Galleries are pretty irrelevant. They're basically selling commodified art that is 40 years old. It's stuff that isn't relevant to today and now in a lot of cases. They're a part of the equation, so I don't want to diss them, because the people are coming to see art in those galleries might not see something there but then they see something on the street.

Sometimes I think it would be nice to have my work in a gallery and be sustainable so that I could spend more time making art rather than selling it, you know, but then there's something in the selling of it that keeps it fresh for me.

What's the hardest thing about selling in SoHo?
It's the coliseum. If you don't please the mob, you're thrown to the lions. People come here, they don't sell anything, and sometimes they think the people are the reason. They don't try different stuff out, and they get bounced outta here. A lot of people have been coddled through art school and patted on the back and it turns out what they've been making is just therapy, and nobody wants it. But other people are faster on their feet and they figure it out and they can make a living.

What advice do you have for other artists selling on the street?
Listen to your customer, within reason, and do the thing that you least want to do. I did an orchid specifically to match someone's couch, and for years I told myself that was the lowest you could go. One day I just decided to blow my designer friends a kiss, so I did this three-stencil orchid, and within 6 months, an 8-foot version that I had sold to a woman in Beverly Hills—she won a Nate Berkus contest for Best Design by a Non-Professional—was on the Oprah show. That's getting out of your own way.

How has selling in the street forced you to adapt?
I just realized that my idea of artistic integrity was getting in the way of success. People don't care if I spent a year on my hands and knees making dots with a nose hair; they either like it or they don't. I stopped suffering so much for my art. My process has changed from spending months on my hands and knees making dots [gestures to a single, painstakingly-produced image] to firing out an entire series in a night.

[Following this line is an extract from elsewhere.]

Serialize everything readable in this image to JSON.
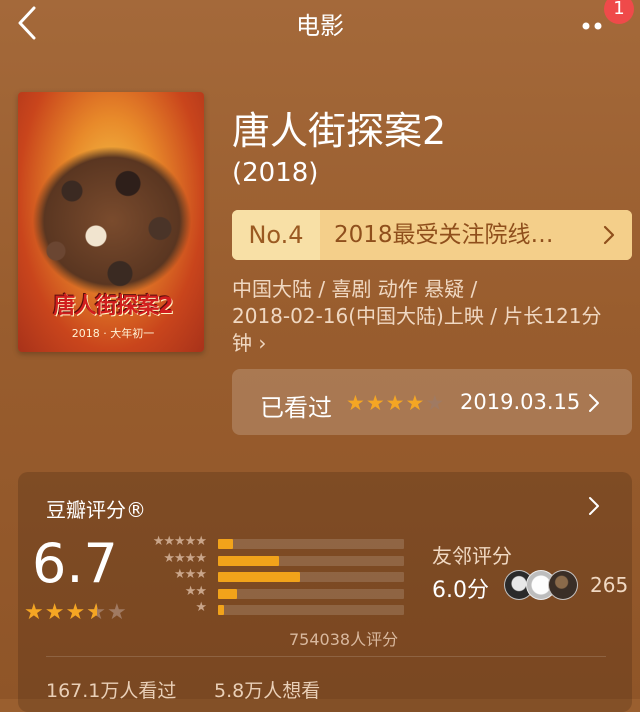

You have to be ruthlessly efficient. No one wants to pay somebody to paint for two months. Maybe they do in the galleries, but out here on the street you have to be efficient and ruthless and create perceived value and work hard.